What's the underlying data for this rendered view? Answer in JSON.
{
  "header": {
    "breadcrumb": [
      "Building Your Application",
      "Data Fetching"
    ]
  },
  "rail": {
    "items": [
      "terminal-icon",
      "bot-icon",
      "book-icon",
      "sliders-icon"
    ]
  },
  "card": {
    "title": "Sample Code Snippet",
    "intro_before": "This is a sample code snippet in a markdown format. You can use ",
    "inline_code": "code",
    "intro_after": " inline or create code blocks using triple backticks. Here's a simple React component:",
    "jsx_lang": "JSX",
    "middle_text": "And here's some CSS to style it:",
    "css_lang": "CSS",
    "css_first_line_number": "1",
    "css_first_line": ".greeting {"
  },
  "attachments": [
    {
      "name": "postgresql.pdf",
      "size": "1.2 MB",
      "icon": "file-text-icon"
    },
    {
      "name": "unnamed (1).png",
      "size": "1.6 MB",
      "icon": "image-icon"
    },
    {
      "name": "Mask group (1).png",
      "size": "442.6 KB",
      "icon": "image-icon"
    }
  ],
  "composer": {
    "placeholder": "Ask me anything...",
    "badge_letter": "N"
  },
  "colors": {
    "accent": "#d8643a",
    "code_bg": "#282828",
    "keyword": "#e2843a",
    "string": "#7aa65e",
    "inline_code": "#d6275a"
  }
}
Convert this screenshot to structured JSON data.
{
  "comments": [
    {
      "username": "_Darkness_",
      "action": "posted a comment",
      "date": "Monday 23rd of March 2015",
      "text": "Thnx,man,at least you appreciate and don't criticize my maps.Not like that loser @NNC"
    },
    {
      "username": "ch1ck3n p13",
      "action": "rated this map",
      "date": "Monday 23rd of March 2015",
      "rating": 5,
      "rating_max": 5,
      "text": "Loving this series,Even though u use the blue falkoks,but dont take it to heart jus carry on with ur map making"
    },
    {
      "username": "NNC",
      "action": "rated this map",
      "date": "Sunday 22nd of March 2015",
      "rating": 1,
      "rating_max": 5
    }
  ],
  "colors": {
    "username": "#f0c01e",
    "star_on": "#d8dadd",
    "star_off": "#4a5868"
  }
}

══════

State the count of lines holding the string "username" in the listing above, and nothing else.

> Task result:
4